Bird of Prey Exhibit
Albuquerque Biological Park, New Mexico
Sited in the midst of a grove of cottonwood trees, the south facing, curved Bird of Prey Exhibit is home to a pair of bald eagles, several species of hawks, and vultures. The cottonwood trees provide shade for the birds in the hot southwestern summers and in the winter when the trees drop their leaves the sun provides the needed heat for the comfort of the birds. Each of the five exhibit spaces provides for the species particular needs for flying space, perch heights, breeding/nesting sites, and feeding areas. A back drop of artificial rock formations patterned after nearby cliffs places the birds and viewers in a natural and real environment. The main focus of the exhibit was to provide the optimum conditions for the Zoo’s bald eagles, a long-time, mated pair who produced their first chick after moving into the new exhibit.

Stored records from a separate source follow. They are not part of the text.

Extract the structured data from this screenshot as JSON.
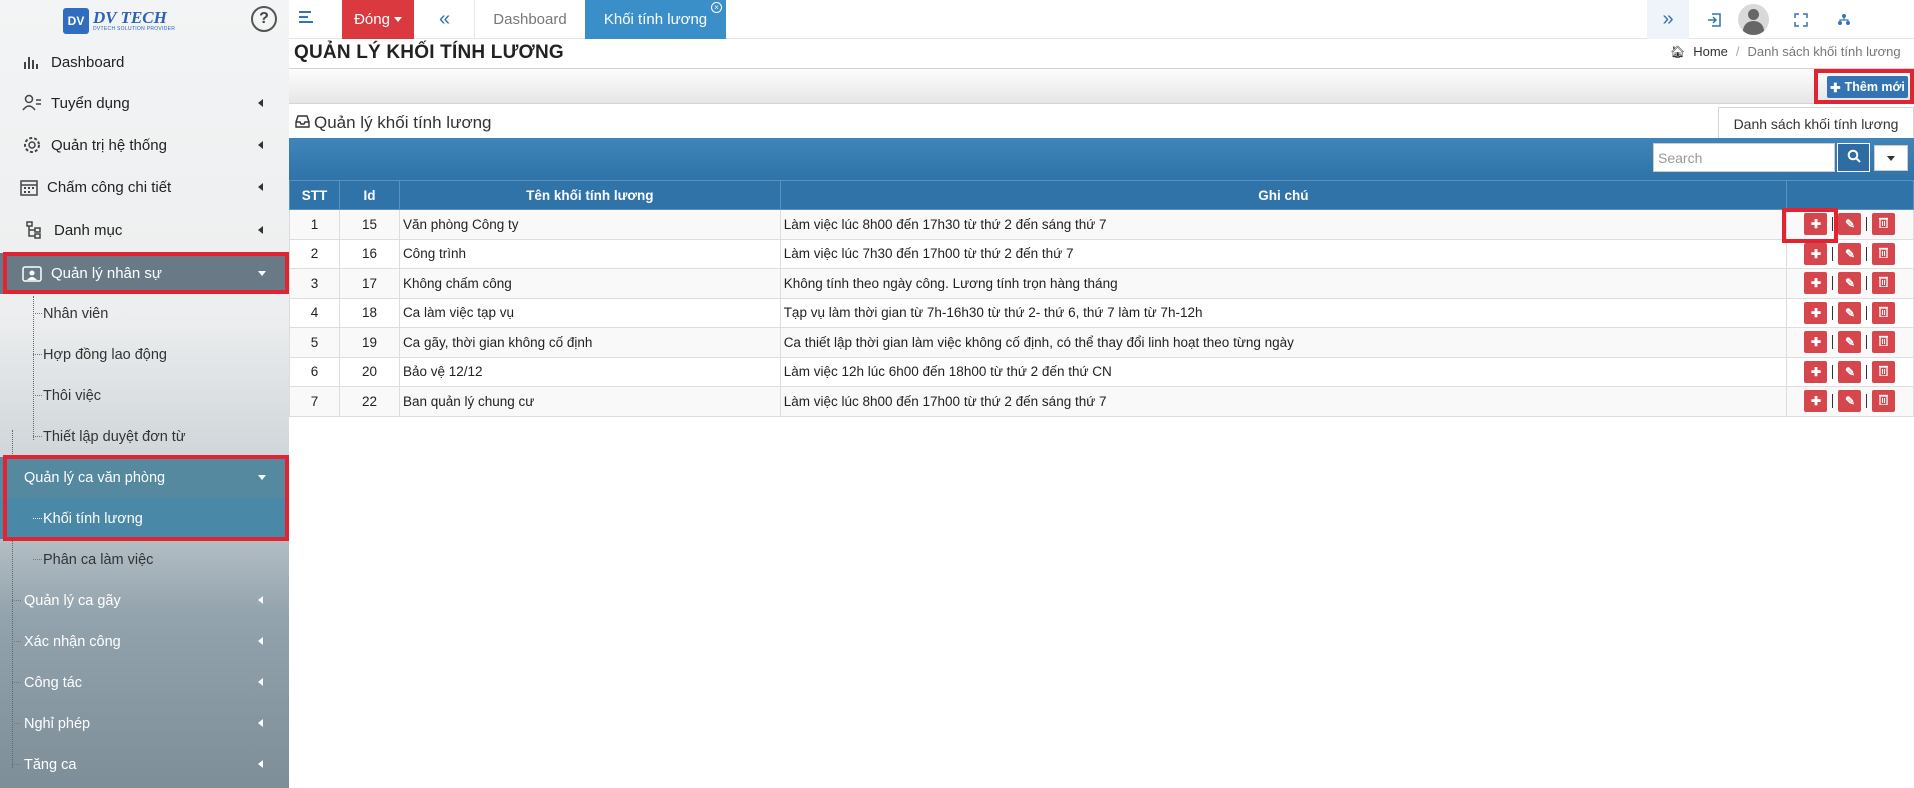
{
  "sidebar": {
    "logo_badge": "DV",
    "logo_main": "DV TECH",
    "logo_sub": "DVTECH SOLUTION PROVIDER",
    "help": "?",
    "menu": [
      {
        "label": "Dashboard",
        "icon": "bar-chart-icon"
      },
      {
        "label": "Tuyển dụng",
        "icon": "user-list-icon"
      },
      {
        "label": "Quản trị hệ thống",
        "icon": "gear-icon"
      },
      {
        "label": "Chấm công chi tiết",
        "icon": "calendar-icon"
      },
      {
        "label": "Danh mục",
        "icon": "tree-icon"
      },
      {
        "label": "Quản lý nhân sự",
        "icon": "id-card-icon"
      }
    ],
    "hr_sub": [
      "Nhân viên",
      "Hợp đồng lao động",
      "Thôi việc",
      "Thiết lập duyệt đơn từ"
    ],
    "office_shift": {
      "label": "Quản lý ca văn phòng",
      "children": [
        "Khối tính lương",
        "Phân ca làm việc"
      ]
    },
    "lower": [
      "Quản lý ca gãy",
      "Xác nhận công",
      "Công tác",
      "Nghỉ phép",
      "Tăng ca"
    ]
  },
  "topbar": {
    "close_label": "Đóng",
    "tabs": [
      "Dashboard",
      "Khối tính lương"
    ],
    "tab_close": "×"
  },
  "page": {
    "title": "QUẢN LÝ KHỐI TÍNH LƯƠNG",
    "breadcrumb_home": "Home",
    "breadcrumb_current": "Danh sách khối tính lương",
    "add_button": "Thêm mới",
    "panel_title": "Quản lý khối tính lương",
    "panel_tab": "Danh sách khối tính lương",
    "search_placeholder": "Search"
  },
  "table": {
    "headers": [
      "STT",
      "Id",
      "Tên khối tính lương",
      "Ghi chú",
      ""
    ],
    "rows": [
      [
        "1",
        "15",
        "Văn phòng Công ty",
        "Làm việc lúc 8h00 đến 17h30 từ thứ 2 đến sáng thứ 7"
      ],
      [
        "2",
        "16",
        "Công trình",
        "Làm việc lúc 7h30 đến 17h00 từ thứ 2 đến thứ 7"
      ],
      [
        "3",
        "17",
        "Không chấm công",
        "Không tính theo ngày công. Lương tính trọn hàng tháng"
      ],
      [
        "4",
        "18",
        "Ca làm việc tạp vụ",
        "Tạp vụ làm thời gian từ 7h-16h30 từ thứ 2- thứ 6, thứ 7 làm từ 7h-12h"
      ],
      [
        "5",
        "19",
        "Ca gãy, thời gian không cố định",
        "Ca thiết lập thời gian làm việc không cố định, có thể thay đổi linh hoạt theo từng ngày"
      ],
      [
        "6",
        "20",
        "Bảo vệ 12/12",
        "Làm việc 12h lúc 6h00 đến 18h00 từ thứ 2 đến thứ CN"
      ],
      [
        "7",
        "22",
        "Ban quản lý chung cư",
        "Làm việc lúc 8h00 đến 17h00 từ thứ 2 đến sáng thứ 7"
      ]
    ]
  },
  "colors": {
    "accent": "#3474b4",
    "danger": "#d6474d",
    "highlight": "#e02431"
  }
}
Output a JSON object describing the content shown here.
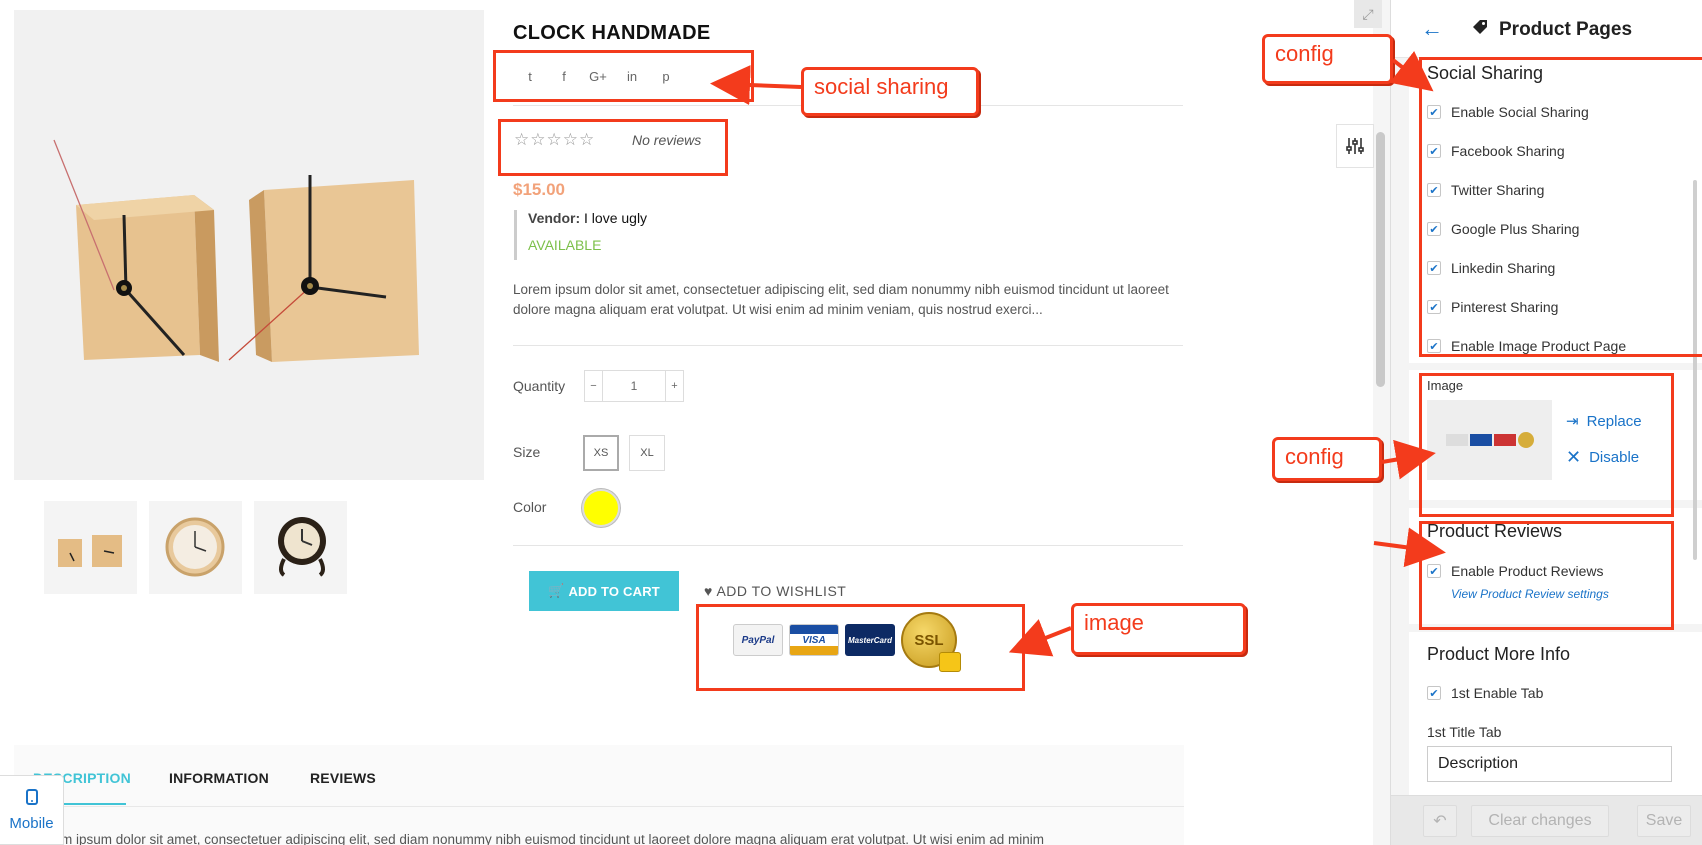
{
  "product": {
    "title": "CLOCK HANDMADE",
    "stars": "☆☆☆☆☆",
    "no_reviews": "No reviews",
    "price": "$15.00",
    "vendor_label": "Vendor:",
    "vendor_name": "I love ugly",
    "availability": "AVAILABLE",
    "description": "Lorem ipsum dolor sit amet, consectetuer adipiscing elit, sed diam nonummy nibh euismod tincidunt ut laoreet dolore magna aliquam erat volutpat. Ut wisi enim ad minim veniam, quis nostrud exerci...",
    "quantity_label": "Quantity",
    "quantity_minus": "−",
    "quantity_value": "1",
    "quantity_plus": "+",
    "size_label": "Size",
    "sizes": [
      "XS",
      "XL"
    ],
    "selected_size": "XS",
    "color_label": "Color",
    "color_value": "#ffff00",
    "add_to_cart": "ADD TO CART",
    "wishlist": "ADD TO WISHLIST",
    "payment_logos": [
      "PayPal",
      "VISA",
      "MasterCard",
      "SSL"
    ]
  },
  "social_icons": [
    "twitter-icon",
    "facebook-icon",
    "google-plus-icon",
    "linkedin-icon",
    "pinterest-icon"
  ],
  "social_glyphs": [
    "t",
    "f",
    "G+",
    "in",
    "p"
  ],
  "tabs": [
    "DESCRIPTION",
    "INFORMATION",
    "REVIEWS"
  ],
  "tab_text": "Lorem ipsum dolor sit amet, consectetuer adipiscing elit, sed diam nonummy nibh euismod tincidunt ut laoreet dolore magna aliquam erat volutpat. Ut wisi enim ad minim",
  "mobile_toggle": "Mobile",
  "annotations": {
    "social_sharing": "social sharing",
    "config_top": "config",
    "config_mid": "config",
    "image": "image"
  },
  "panel": {
    "title": "Product Pages",
    "social_section": "Social Sharing",
    "social_checks": [
      "Enable Social Sharing",
      "Facebook Sharing",
      "Twitter Sharing",
      "Google Plus Sharing",
      "Linkedin Sharing",
      "Pinterest Sharing",
      "Enable Image Product Page"
    ],
    "image_label": "Image",
    "replace": "Replace",
    "disable": "Disable",
    "reviews_section": "Product Reviews",
    "reviews_check": "Enable Product Reviews",
    "reviews_link": "View Product Review settings",
    "more_info_section": "Product More Info",
    "more_info_check": "1st Enable Tab",
    "title_tab_label": "1st Title Tab",
    "title_tab_value": "Description",
    "clear_changes": "Clear changes",
    "save": "Save"
  },
  "colors": {
    "accent": "#41c4d6",
    "annotation": "#f33b1c",
    "link": "#1a73c8",
    "price": "#f2a27a",
    "available": "#7cc04a"
  }
}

The Tennessee Valley Authority has commended the Zoo for the number of eagles the Zoo has introduced into the wild since the exhibit was opened.
Photo Courtesy: Albuquerque Biological Park
Merit Award, American Institute of Architects, New Mexico Society, 1981